A young woman caught in the rivalry between Queen Mary and her half sister, Elizabeth, must find her true destiny amid treason, poisonous rivalries, loss of faith, and unrequited love.
It is winter, 1553. Pursued by the Inquisition, Hannah Green, a fourteen-year-old Jewish girl, is forced to flee Spain with her father. But Hannah is no ordinary refugee. Her gift of "Sight," the ability to foresee the future, is priceless in the troubled times of the Tudor court. Hannah is adopted by the glamorous Robert Dudley, the charismatic son of King Edward's protector, who brings her to court as a "holy fool" for Queen Mary and, ultimately, Queen Elizabeth. Hired as a fool but working as a spy; promised in wedlock but in love with her master; endangered by the laws against heresy, treason, and witchcraft, Hannah must choose between the safe life of a commoner and the dangerous intrigues of the royal family that are inextricably bound up in her own yearnings and desires.
Teeming with vibrant period detail and peopled by characters seamlessly woven into the sweeping tapestry of history, The Queen's Fool is another rich and emotionally resonant gem from this wonderful storyteller....Continua
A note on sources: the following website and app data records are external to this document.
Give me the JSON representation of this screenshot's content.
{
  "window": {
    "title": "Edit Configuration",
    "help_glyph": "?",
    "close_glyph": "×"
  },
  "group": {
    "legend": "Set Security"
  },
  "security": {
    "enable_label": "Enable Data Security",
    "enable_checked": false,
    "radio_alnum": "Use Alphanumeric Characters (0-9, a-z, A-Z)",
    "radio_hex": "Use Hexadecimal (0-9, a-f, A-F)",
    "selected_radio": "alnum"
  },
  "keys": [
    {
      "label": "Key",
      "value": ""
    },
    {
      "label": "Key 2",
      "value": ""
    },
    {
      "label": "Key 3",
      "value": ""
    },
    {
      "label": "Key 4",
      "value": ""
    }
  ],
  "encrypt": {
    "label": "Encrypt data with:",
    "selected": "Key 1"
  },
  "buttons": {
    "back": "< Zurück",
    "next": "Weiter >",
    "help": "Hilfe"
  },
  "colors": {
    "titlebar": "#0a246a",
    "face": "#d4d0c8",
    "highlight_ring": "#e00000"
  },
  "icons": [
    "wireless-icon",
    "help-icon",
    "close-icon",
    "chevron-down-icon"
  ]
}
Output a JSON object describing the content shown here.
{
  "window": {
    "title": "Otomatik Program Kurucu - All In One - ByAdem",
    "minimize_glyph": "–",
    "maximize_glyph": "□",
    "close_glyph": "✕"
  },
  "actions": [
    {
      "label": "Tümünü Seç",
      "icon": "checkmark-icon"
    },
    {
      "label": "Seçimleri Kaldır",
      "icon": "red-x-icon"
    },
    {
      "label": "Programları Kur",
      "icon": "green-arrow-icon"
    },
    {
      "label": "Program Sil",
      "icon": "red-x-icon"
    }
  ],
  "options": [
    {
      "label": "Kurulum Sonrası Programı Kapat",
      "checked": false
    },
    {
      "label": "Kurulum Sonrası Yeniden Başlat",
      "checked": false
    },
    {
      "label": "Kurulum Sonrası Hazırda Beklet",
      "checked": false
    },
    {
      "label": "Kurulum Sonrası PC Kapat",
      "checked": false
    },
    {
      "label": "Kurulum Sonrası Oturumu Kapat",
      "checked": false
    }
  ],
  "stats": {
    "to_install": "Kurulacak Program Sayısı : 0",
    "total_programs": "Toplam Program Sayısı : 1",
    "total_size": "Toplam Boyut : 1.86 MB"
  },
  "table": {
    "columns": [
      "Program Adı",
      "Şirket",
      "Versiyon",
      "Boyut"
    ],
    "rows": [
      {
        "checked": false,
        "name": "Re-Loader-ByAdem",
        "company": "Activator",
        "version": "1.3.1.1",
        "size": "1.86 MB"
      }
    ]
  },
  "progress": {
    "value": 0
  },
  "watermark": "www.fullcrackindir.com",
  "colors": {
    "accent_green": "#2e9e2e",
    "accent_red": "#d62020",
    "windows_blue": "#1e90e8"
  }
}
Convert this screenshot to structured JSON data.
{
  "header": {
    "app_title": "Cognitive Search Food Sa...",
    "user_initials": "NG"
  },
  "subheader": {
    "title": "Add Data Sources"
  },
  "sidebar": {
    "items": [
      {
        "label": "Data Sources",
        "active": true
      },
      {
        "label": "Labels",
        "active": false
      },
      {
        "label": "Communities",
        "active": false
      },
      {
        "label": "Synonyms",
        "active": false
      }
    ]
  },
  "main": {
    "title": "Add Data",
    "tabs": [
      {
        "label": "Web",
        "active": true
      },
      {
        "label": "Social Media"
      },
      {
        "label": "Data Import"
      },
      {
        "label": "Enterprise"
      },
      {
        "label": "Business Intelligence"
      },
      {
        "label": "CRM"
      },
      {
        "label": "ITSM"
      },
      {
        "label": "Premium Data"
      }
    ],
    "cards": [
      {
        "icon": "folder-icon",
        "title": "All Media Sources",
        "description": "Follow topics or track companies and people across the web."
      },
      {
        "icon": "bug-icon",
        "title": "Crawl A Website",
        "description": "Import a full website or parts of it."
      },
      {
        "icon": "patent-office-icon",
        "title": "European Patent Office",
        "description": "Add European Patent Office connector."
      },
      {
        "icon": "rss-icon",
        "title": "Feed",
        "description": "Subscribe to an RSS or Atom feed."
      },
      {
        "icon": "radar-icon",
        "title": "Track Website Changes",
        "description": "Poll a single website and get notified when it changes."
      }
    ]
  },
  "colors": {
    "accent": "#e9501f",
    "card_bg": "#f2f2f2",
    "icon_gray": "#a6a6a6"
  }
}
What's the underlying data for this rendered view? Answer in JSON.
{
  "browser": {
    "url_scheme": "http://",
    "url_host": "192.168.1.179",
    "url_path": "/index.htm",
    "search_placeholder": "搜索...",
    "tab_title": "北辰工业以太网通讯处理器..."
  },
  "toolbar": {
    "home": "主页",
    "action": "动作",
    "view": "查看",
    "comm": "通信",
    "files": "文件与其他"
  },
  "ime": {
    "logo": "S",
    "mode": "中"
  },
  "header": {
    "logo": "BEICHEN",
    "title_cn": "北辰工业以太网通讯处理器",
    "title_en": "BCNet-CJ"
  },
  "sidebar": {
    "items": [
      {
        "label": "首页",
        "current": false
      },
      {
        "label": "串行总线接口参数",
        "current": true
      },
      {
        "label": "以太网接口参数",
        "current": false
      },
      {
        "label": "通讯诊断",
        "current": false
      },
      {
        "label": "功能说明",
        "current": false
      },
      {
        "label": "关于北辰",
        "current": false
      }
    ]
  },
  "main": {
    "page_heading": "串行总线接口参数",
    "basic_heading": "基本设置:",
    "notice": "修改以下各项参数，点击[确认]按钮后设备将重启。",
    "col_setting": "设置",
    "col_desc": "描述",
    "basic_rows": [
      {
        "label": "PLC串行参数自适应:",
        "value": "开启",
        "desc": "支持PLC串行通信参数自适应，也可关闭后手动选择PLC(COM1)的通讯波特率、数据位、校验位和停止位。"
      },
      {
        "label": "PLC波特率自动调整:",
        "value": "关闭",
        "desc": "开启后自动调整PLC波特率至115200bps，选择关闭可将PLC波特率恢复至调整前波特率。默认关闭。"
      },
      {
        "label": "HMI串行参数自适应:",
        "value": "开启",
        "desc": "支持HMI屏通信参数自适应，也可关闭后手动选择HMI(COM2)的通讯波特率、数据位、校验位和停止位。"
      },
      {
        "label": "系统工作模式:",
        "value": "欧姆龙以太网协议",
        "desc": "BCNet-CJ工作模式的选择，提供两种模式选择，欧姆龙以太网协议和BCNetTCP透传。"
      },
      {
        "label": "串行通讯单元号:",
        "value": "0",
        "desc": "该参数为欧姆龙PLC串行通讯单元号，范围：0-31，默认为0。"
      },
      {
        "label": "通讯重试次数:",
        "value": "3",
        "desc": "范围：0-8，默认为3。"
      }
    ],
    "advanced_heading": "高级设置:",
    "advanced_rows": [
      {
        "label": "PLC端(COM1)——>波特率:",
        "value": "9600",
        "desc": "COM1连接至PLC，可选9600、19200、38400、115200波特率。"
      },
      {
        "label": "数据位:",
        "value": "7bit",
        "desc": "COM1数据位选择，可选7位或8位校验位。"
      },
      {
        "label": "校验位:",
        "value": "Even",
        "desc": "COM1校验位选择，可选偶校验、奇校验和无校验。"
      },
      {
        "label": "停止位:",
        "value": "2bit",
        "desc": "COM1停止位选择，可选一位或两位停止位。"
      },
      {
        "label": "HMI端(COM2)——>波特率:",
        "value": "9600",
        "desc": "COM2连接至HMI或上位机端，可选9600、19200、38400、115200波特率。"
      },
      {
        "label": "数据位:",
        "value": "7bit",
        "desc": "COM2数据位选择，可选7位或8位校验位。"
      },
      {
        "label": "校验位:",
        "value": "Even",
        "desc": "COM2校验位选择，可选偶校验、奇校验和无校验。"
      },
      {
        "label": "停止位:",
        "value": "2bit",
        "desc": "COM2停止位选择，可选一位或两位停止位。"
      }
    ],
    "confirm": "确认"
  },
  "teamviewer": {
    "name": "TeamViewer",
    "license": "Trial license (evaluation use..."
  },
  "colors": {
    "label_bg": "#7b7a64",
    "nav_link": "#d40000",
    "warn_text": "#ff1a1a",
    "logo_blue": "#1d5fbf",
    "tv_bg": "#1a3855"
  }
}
This book is another quality work from Philippa and yet I think it is very clever of her that she can use so many ways to write all these books using different prospect . I love the character, Hannah the full. Very interesting to know something new on about the fools at court. The book is beautifully written like a movie and I can so picture the scenes in my mind!...Continua
Every bit as entertaining as The Other Boleyn Girl.
Great historical fiction book on Queen Mary, Princess Elizabeth, Robert Dudley and Hannah, the queen's fool
A beautiful view of the monarchy after Henry VIII's death through the eyes of a royal servant. It was great to read about the Tudor's through someone else's perspective. A truly good read.
Wonderful depiction of early England and the scheming and machinations of the courtiers who surround the crown. Mary is admirable but sad, Elizabeth is, as usual, slyly magnificent. Dudley has his own magnetic presence to add to the blend of trauma, disaster, opportunity, tragedy and glory....Continua